be able to calculate the correct parity information), or similar to
RAID-1 writes. The write efficiency depends heavily on the amount of
memory in the machine, and the usage pattern of the array. Heavily
scattered writes are bound to be more expensive.
Spare disks are disks that do not take part in the RAID set until one
of the active disks fail. When a device failure is detected, that
device is marked as ``bad'' and reconstruction is immediately started
on the first spare-disk available.
Thus, spare disks add a nice extra safety to especially RAID-5 systems
that perhaps are hard to get to (physically). One can allow the system
to run for some time, with a faulty device, since all redundancy is
preserved by means of the spare disk.
You cannot be sure that your system will keep running after a disk
crash though.
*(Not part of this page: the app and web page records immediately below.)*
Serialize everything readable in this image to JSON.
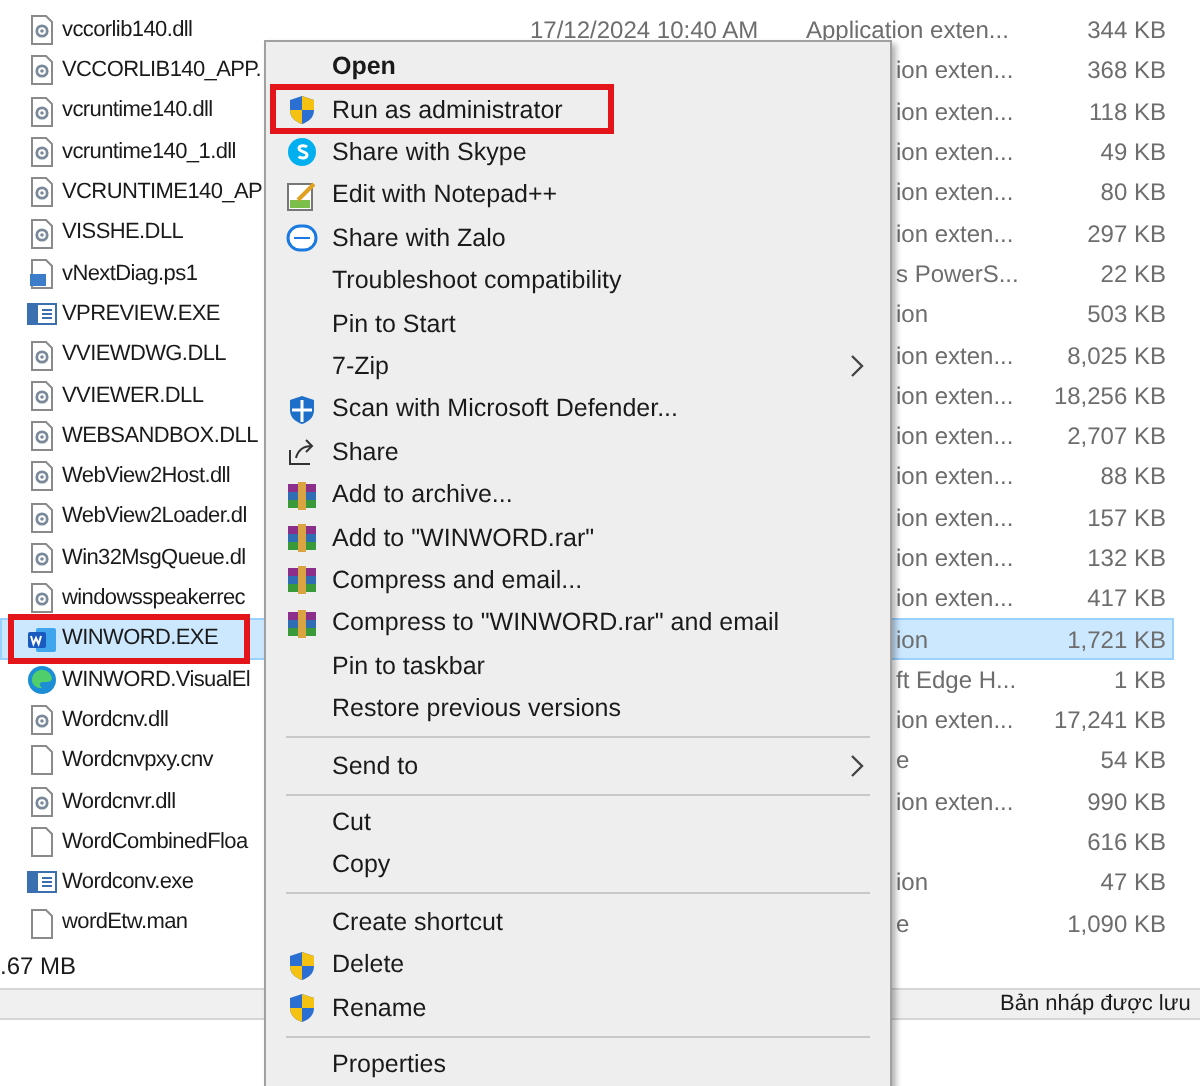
{
  "files": [
    {
      "name": "vccorlib140.dll",
      "kind": "dll",
      "date": "17/12/2024 10:40 AM",
      "type": "Application exten...",
      "size": "344 KB",
      "selected": false,
      "highlighted": false
    },
    {
      "name": "VCCORLIB140_APP.",
      "kind": "dll",
      "type": "ion exten...",
      "size": "368 KB",
      "selected": false,
      "highlighted": false
    },
    {
      "name": "vcruntime140.dll",
      "kind": "dll",
      "type": "ion exten...",
      "size": "118 KB",
      "selected": false,
      "highlighted": false
    },
    {
      "name": "vcruntime140_1.dll",
      "kind": "dll",
      "type": "ion exten...",
      "size": "49 KB",
      "selected": false,
      "highlighted": false
    },
    {
      "name": "VCRUNTIME140_AP",
      "kind": "dll",
      "type": "ion exten...",
      "size": "80 KB",
      "selected": false,
      "highlighted": false
    },
    {
      "name": "VISSHE.DLL",
      "kind": "dll",
      "type": "ion exten...",
      "size": "297 KB",
      "selected": false,
      "highlighted": false
    },
    {
      "name": "vNextDiag.ps1",
      "kind": "script",
      "type": "s PowerS...",
      "size": "22 KB",
      "selected": false,
      "highlighted": false
    },
    {
      "name": "VPREVIEW.EXE",
      "kind": "exe",
      "type": "ion",
      "size": "503 KB",
      "selected": false,
      "highlighted": false
    },
    {
      "name": "VVIEWDWG.DLL",
      "kind": "dll",
      "type": "ion exten...",
      "size": "8,025 KB",
      "selected": false,
      "highlighted": false
    },
    {
      "name": "VVIEWER.DLL",
      "kind": "dll",
      "type": "ion exten...",
      "size": "18,256 KB",
      "selected": false,
      "highlighted": false
    },
    {
      "name": "WEBSANDBOX.DLL",
      "kind": "dll",
      "type": "ion exten...",
      "size": "2,707 KB",
      "selected": false,
      "highlighted": false
    },
    {
      "name": "WebView2Host.dll",
      "kind": "dll",
      "type": "ion exten...",
      "size": "88 KB",
      "selected": false,
      "highlighted": false
    },
    {
      "name": "WebView2Loader.dl",
      "kind": "dll",
      "type": "ion exten...",
      "size": "157 KB",
      "selected": false,
      "highlighted": false
    },
    {
      "name": "Win32MsgQueue.dl",
      "kind": "dll",
      "type": "ion exten...",
      "size": "132 KB",
      "selected": false,
      "highlighted": false
    },
    {
      "name": "windowsspeakerrec",
      "kind": "dll",
      "type": "ion exten...",
      "size": "417 KB",
      "selected": false,
      "highlighted": false
    },
    {
      "name": "WINWORD.EXE",
      "kind": "word",
      "type": "ion",
      "size": "1,721 KB",
      "selected": true,
      "highlighted": true
    },
    {
      "name": "WINWORD.VisualEl",
      "kind": "edge",
      "type": "ft Edge H...",
      "size": "1 KB",
      "selected": false,
      "highlighted": false
    },
    {
      "name": "Wordcnv.dll",
      "kind": "dll",
      "type": "ion exten...",
      "size": "17,241 KB",
      "selected": false,
      "highlighted": false
    },
    {
      "name": "Wordcnvpxy.cnv",
      "kind": "blank",
      "type": "e",
      "size": "54 KB",
      "selected": false,
      "highlighted": false
    },
    {
      "name": "Wordcnvr.dll",
      "kind": "dll",
      "type": "ion exten...",
      "size": "990 KB",
      "selected": false,
      "highlighted": false
    },
    {
      "name": "WordCombinedFloa",
      "kind": "blank",
      "size": "616 KB",
      "selected": false,
      "highlighted": false
    },
    {
      "name": "Wordconv.exe",
      "kind": "exe",
      "type": "ion",
      "size": "47 KB",
      "selected": false,
      "highlighted": false
    },
    {
      "name": "wordEtw.man",
      "kind": "blank",
      "type": "e",
      "size": "1,090 KB",
      "selected": false,
      "highlighted": false
    }
  ],
  "status_bar": {
    "size": ".67 MB",
    "note": "Bản nháp được lưu"
  },
  "context_menu": [
    {
      "kind": "item",
      "label": "Open",
      "default": true,
      "submenu": false,
      "highlighted": false
    },
    {
      "kind": "item",
      "label": "Run as administrator",
      "default": false,
      "submenu": false,
      "highlighted": true
    },
    {
      "kind": "item",
      "label": "Share with Skype",
      "default": false,
      "submenu": false,
      "highlighted": false
    },
    {
      "kind": "item",
      "label": "Edit with Notepad++",
      "default": false,
      "submenu": false,
      "highlighted": false
    },
    {
      "kind": "item",
      "label": "Share with Zalo",
      "default": false,
      "submenu": false,
      "highlighted": false
    },
    {
      "kind": "item",
      "label": "Troubleshoot compatibility",
      "default": false,
      "submenu": false,
      "highlighted": false
    },
    {
      "kind": "item",
      "label": "Pin to Start",
      "default": false,
      "submenu": false,
      "highlighted": false
    },
    {
      "kind": "item",
      "label": "7-Zip",
      "default": false,
      "submenu": true,
      "highlighted": false
    },
    {
      "kind": "item",
      "label": "Scan with Microsoft Defender...",
      "default": false,
      "submenu": false,
      "highlighted": false
    },
    {
      "kind": "item",
      "label": "Share",
      "default": false,
      "submenu": false,
      "highlighted": false
    },
    {
      "kind": "item",
      "label": "Add to archive...",
      "default": false,
      "submenu": false,
      "highlighted": false
    },
    {
      "kind": "item",
      "label": "Add to \"WINWORD.rar\"",
      "default": false,
      "submenu": false,
      "highlighted": false
    },
    {
      "kind": "item",
      "label": "Compress and email...",
      "default": false,
      "submenu": false,
      "highlighted": false
    },
    {
      "kind": "item",
      "label": "Compress to \"WINWORD.rar\" and email",
      "default": false,
      "submenu": false,
      "highlighted": false
    },
    {
      "kind": "item",
      "label": "Pin to taskbar",
      "default": false,
      "submenu": false,
      "highlighted": false
    },
    {
      "kind": "item",
      "label": "Restore previous versions",
      "default": false,
      "submenu": false,
      "highlighted": false
    },
    {
      "kind": "separator"
    },
    {
      "kind": "item",
      "label": "Send to",
      "default": false,
      "submenu": true,
      "highlighted": false
    },
    {
      "kind": "separator"
    },
    {
      "kind": "item",
      "label": "Cut",
      "default": false,
      "submenu": false,
      "highlighted": false
    },
    {
      "kind": "item",
      "label": "Copy",
      "default": false,
      "submenu": false,
      "highlighted": false
    },
    {
      "kind": "separator"
    },
    {
      "kind": "item",
      "label": "Create shortcut",
      "default": false,
      "submenu": false,
      "highlighted": false
    },
    {
      "kind": "item",
      "label": "Delete",
      "default": false,
      "submenu": false,
      "highlighted": false
    },
    {
      "kind": "item",
      "label": "Rename",
      "default": false,
      "submenu": false,
      "highlighted": false
    },
    {
      "kind": "separator"
    },
    {
      "kind": "item",
      "label": "Properties",
      "default": false,
      "submenu": false,
      "highlighted": false
    }
  ]
}
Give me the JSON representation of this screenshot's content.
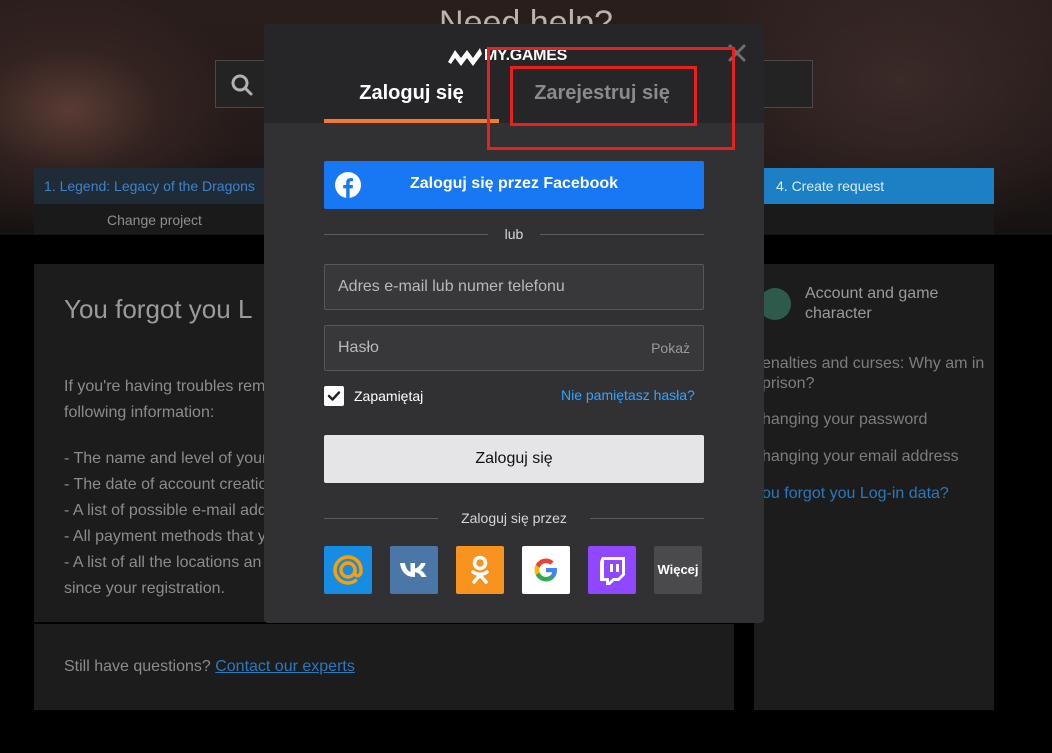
{
  "background_page": {
    "help_title": "Need help?",
    "breadcrumb_step1": "1. Legend: Legacy of the Dragons",
    "breadcrumb_step4": "4. Create request",
    "change_project": "Change project",
    "article_title": "You forgot you L",
    "article_lines": [
      "If you're having troubles rem",
      "following information:",
      "- The name and level of your",
      "- The date of account creatio",
      "- A list of possible e-mail add",
      "- All payment methods that y",
      "- A list of all the locations an",
      "since your registration."
    ],
    "footer_text": "Still have questions?",
    "footer_link": "Contact our experts",
    "sidebar": {
      "title": "Account and game character",
      "links": [
        "enalties and curses: Why am in prison?",
        "hanging your password",
        "hanging your email address",
        "ou forgot you Log-in data?"
      ]
    }
  },
  "modal": {
    "brand": "MY.GAMES",
    "tabs": [
      {
        "label": "Zaloguj się",
        "active": true
      },
      {
        "label": "Zarejestruj się",
        "active": false
      }
    ],
    "facebook_button": "Zaloguj się przez Facebook",
    "divider_or": "lub",
    "email_placeholder": "Adres e-mail lub numer telefonu",
    "password_placeholder": "Hasło",
    "show_password": "Pokaż",
    "remember_label": "Zapamiętaj",
    "remember_checked": true,
    "forgot_link": "Nie pamiętasz hasła?",
    "submit_button": "Zaloguj się",
    "social_divider": "Zaloguj się przez",
    "social_providers": [
      "mail-ru",
      "vk",
      "odnoklassniki",
      "google",
      "twitch"
    ],
    "more_button": "Więcej"
  },
  "colors": {
    "accent_orange": "#f37c2c",
    "facebook_blue": "#1877f2",
    "link_blue": "#33a3ff",
    "highlight_red": "#e82020"
  }
}
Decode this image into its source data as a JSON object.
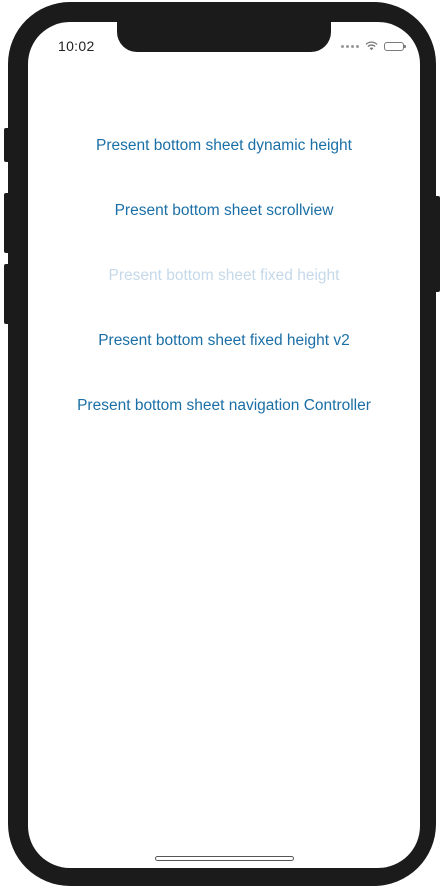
{
  "status_bar": {
    "time": "10:02",
    "signal_icon": "cellular-signal-icon",
    "wifi_icon": "wifi-icon",
    "battery_icon": "battery-icon"
  },
  "menu": {
    "items": [
      {
        "label": "Present bottom sheet dynamic height",
        "enabled": true
      },
      {
        "label": "Present bottom sheet scrollview",
        "enabled": true
      },
      {
        "label": "Present bottom sheet fixed height",
        "enabled": false
      },
      {
        "label": "Present bottom sheet fixed height v2",
        "enabled": true
      },
      {
        "label": "Present bottom sheet navigation Controller",
        "enabled": true
      }
    ]
  },
  "colors": {
    "link": "#1b6fa6",
    "disabled_link": "#c5d9ea",
    "device_frame": "#1b1b1b",
    "screen": "#ffffff"
  }
}
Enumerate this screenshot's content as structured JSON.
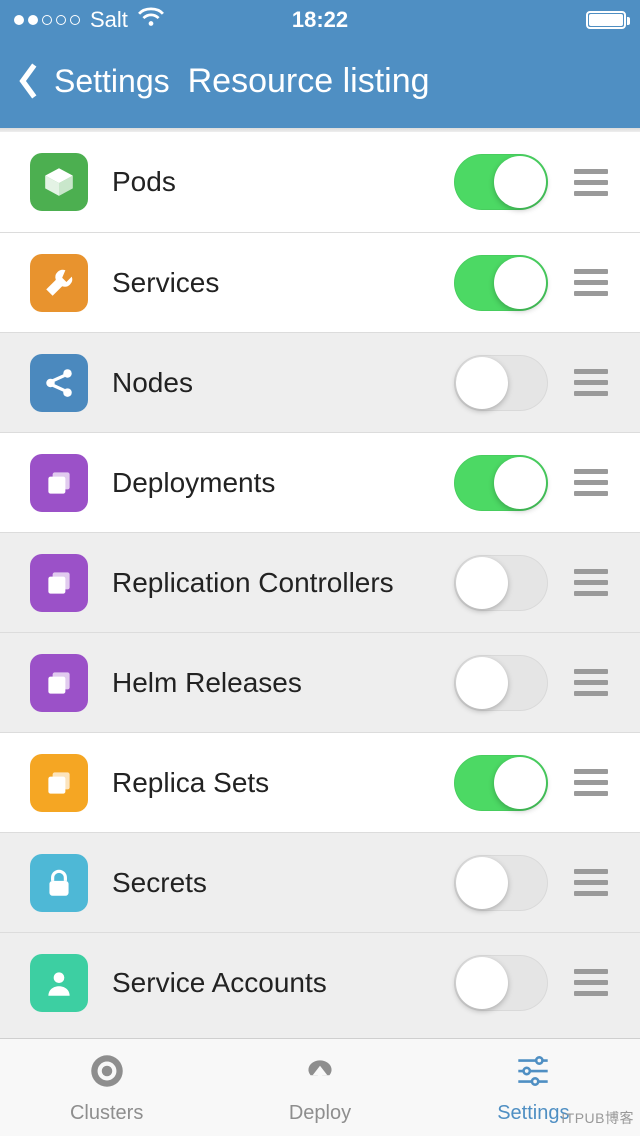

The RAID layer should handle device failures just fine,
but SCSI drivers could be broken on error handling, or the IDE chipset
could lock up, or a lot of other things could happen.
Also, once reconstruction to a hot-spare begins, the RAID layer will
start reading from all the other disks to re-create the redundant
information. If multiple disks have built up bad blocks over time, the
reconstruction itself can actually trigger a failure on one of the
"good" disks. This will lead to a complete RAID failure. If you do
frequent backups of the entire filesystem on the RAID array, then it
is highly unlikely that you would ever get in this situation - this is
another very good reason for taking frequent backups. Remember, RAID
is not a substitute for backups.
This setup lets the machine swap in parallel on seven SCSI devices. No
need for RAID, since this has been a kernel feature for a long time.
Another reason to use RAID for swap is high availability. If you set
up a system to boot on eg. a RAID-1 device, the system should be able
to survive a disk crash. But if the system has been swapping on the
now faulty device, you will for sure be going down. Swapping on a
RAID-1 device would solve this problem.
There has been a lot of discussion about whether swap was stable on
RAID devices. This is a continuing debate, because it depends highly
on other aspects of the kernel as well. As of this writing, it seems
that swapping on RAID should be perfectly stable, you should however
stress-test the system yourself until you are satisfied with the
You can set up RAID in a swap file on a filesystem on your RAID
device, or you can set up a RAID device as a swap partition, as you
see fit. As usual, the RAID device is just a block device.